European oil industry group CONCAWE has collected 40 years
of spillage data on European cross-country oil pipelines with
particular regard to spillages volume, cleanup and recovery,
environmental consequences and causes of the incidents. The
results have been published in annual reports since 1971.
CONCAWE recently issued a report that covers the performance of
these pipelines in 2010 and provides a full historical
perspective since 1971. The performance over the whole 40-year
period is analyzed in various ways, including gross and net
spillage volumes. Spillage causes are grouped into five main
categories: mechanical failure, operational, corrosion, natural
hazard and third party.
Data for the CONCAWE annual survey comes from 77 companies
and agencies operating oil pipelines in Europe. For 2010, data
was received from 69 operators representing over 160 pipeline
systems and a combined length of 34,645 km (Fig. 3), slightly
less than the 2009 inventory. There were minor corrections to
the reported data.
Fig. 3. CONCAWE oil
pipeline inventory and
main service categories from
Nine operators did not report, but CONCAWE believes none of

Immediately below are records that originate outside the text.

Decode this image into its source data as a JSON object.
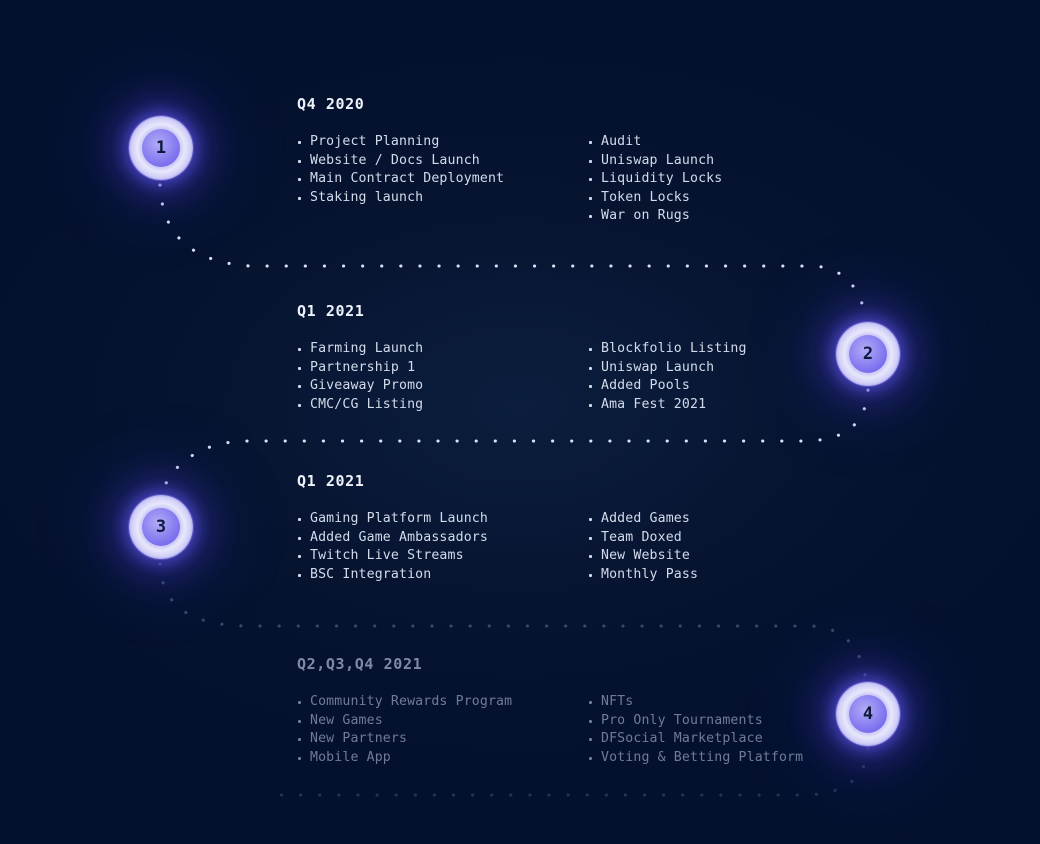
{
  "theme": {
    "background": "#04112e",
    "node_accent": "#6f63ec",
    "node_highlight": "#e8e8fb",
    "text_primary": "#d3dbeb",
    "text_heading": "#eef2fa",
    "text_dim": "#6f7b99",
    "connector_dot": "#d9e2f5"
  },
  "milestones": [
    {
      "marker": "1",
      "heading": "Q4 2020",
      "dim": false,
      "left_column": [
        "Project Planning",
        "Website / Docs Launch",
        "Main Contract Deployment",
        "Staking launch"
      ],
      "right_column": [
        "Audit",
        "Uniswap Launch",
        "Liquidity Locks",
        "Token Locks",
        "War on Rugs"
      ]
    },
    {
      "marker": "2",
      "heading": "Q1 2021",
      "dim": false,
      "left_column": [
        "Farming Launch",
        "Partnership 1",
        "Giveaway Promo",
        "CMC/CG Listing"
      ],
      "right_column": [
        "Blockfolio Listing",
        "Uniswap Launch",
        "Added Pools",
        "Ama Fest 2021"
      ]
    },
    {
      "marker": "3",
      "heading": "Q1 2021",
      "dim": false,
      "left_column": [
        "Gaming Platform Launch",
        "Added Game Ambassadors",
        "Twitch Live Streams",
        "BSC Integration"
      ],
      "right_column": [
        "Added Games",
        "Team Doxed",
        "New Website",
        "Monthly Pass"
      ]
    },
    {
      "marker": "4",
      "heading": "Q2,Q3,Q4 2021",
      "dim": true,
      "left_column": [
        "Community Rewards Program",
        "New Games",
        "New Partners",
        "Mobile App"
      ],
      "right_column": [
        "NFTs",
        "Pro Only Tournaments",
        "DFSocial Marketplace",
        "Voting & Betting Platform"
      ]
    }
  ]
}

them suffered a spill in 2010. Nevertheless, they are not
included in the statistics. The reported volume transported in
2010 was just under 800 million m3 of crude oil and
refined products, about 10% less than in 2009. Four spillage
incidents were reported in 2010, corresponding to 0.12
spillages per 1,000 km of line, well below both the 5-year
average of 0.25 and the long-term running average of 0.52,
which has been steadily decreasing over the years from a value
of 1.2 in the mid-1970s (Fig. 4). There were no reported fires,
fatalities or injuries connected with these spills. The gross
spillage volume was low at 336 m3 (Fig. 5). This is
10 m3 per 1,000 km of pipeline compared to the
long-term average of 78 m3 per 1,000 km of pipeline.
CONCAWE reports that essentially all the spilled volume was
recovered or safely disposed.
Fig. 4. The 40-year
trend for the annual
number of spillages for all pipelines.
Fig. 5. The 40-year
average gross spillage
volume listed per event by cause.
Two of the spills accounted for about 95% of the gross spill
volume. Over the long term, less than 20% of the spillages are
responsible for about 80% of the gross volume spilled (Fig. 6).
Pipelines carrying hot oils such as fuel oil have in the past
suffered from external corrosion due to design and construction problems. Most have
been shut down or switched to cold service (Fig. 7), so that
the great majority of pipelines now carry unheated petroleum
products and crude oil. Only 159 km of hot oil pipelines are
reported to be in service today. The last reported spill from a
hot oil pipeline was in 2002.
Fig. 6. Gross spillage
volume from 19712010.
Fig. 7. Cold pipelines
spillage by cause.
Of the four reported incidents in 2010, two were related to
mechanical failures, one was caused by external corrosion, and
one was the result of third party activities. Over the long
term, third party activities remain the main cause of spillage
incidents, although the number of events has progressively
decreased over the years. Mechanical failure is the second
largest cause of spillage. After great progress during the
first 20 years, the frequency of mechanical failures has been
on an upward trend over the last decade.
In-line inspections were at a record high in 2010. A total
of 89 sections covering a total of 12,300 km (45% more than in
2009) were inspected by at least one type of intelligence
pipeline inspection gauge (pig). Most inspection programs
involved the running of more than one type of pig in the same
section, so that the total actual length inspected was less at
7,178 km (21% of the inventory).
Most pipeline systems were built in the 1960s and 1970s.
Whereas, in 1971, 70% of the inventory was 10 years old or
less, by 2010 only 4.4% was 10 years old or less and 50% was
over 40 years old. However, this has not led to an increase in
spillages. Overall, there is no evidence that the aging of the
pipeline system implies a greater risk of spillage. The
development and use of new techniques, such as internal
inspection with intelligence pigs, hold out the prospect that
pipelines can continue reliable operations for the foreseeable